Still, New York City reported three more swine flu deaths Thursday, including one child under 2.
In Mexico, where the epidemic was first detected, the outbreak peaked in April. Mexico now has less than 30 cases reported a day, down from an average of 300, Health Secretary Jose Angel Cordova told The Associated Press. Mexico has confirmed 6,337 cases, including 108 deaths.
Cordova said he is concerned that other countries are not taking drastic measures to stop its spread like Mexico, which closed schools, restaurants, theaters, and canceled public events after the government detected the epidemic in late April.
Many experts said the declaration of a pandemic did not mean the virus was getting deadlier.
"People might imagine a virus is now going to rush in and kill everyone," said John Oxford, a professor of virology at St. Bart’s and Royal London Hospital. "That’s not going to happen."
But Oxford said the swine flu virus might evolve into a more dangerous strain in the future. "That is always a possibility with influenza viruses," he said. "We have to watch very carefully to see what this virus does."

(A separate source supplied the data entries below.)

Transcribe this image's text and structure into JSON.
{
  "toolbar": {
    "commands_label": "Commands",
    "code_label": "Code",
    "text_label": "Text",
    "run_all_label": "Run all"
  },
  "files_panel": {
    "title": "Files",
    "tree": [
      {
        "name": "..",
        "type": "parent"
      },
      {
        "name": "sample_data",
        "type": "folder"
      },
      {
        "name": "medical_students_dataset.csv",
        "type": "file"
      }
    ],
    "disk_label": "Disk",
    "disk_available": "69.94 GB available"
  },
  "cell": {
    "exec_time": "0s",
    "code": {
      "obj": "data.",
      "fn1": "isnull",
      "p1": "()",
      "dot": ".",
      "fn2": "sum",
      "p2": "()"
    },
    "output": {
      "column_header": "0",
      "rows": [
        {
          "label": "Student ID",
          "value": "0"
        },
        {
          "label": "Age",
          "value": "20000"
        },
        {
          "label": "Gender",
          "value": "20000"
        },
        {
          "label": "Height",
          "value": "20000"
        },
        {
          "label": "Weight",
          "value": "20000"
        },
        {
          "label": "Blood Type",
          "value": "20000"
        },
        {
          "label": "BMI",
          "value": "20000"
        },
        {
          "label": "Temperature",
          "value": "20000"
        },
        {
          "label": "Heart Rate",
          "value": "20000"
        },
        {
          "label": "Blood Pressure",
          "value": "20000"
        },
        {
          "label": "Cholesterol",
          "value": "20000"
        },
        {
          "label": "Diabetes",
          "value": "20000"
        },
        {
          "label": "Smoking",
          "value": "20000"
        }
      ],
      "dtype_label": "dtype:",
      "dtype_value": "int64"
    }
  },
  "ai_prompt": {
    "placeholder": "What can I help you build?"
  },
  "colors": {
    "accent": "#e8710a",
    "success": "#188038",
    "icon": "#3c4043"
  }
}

AP Medical Writers Maria Cheng reported from London and Michael Stobbe reported from Atlanta. Associated Press Writers Michael E. Miller in Mexico City, Dikky Sinn in Hong Kong, Vincente L. Panetta in Buenos Aires and Bradley S. Klapper in Geneva also contributed to this report.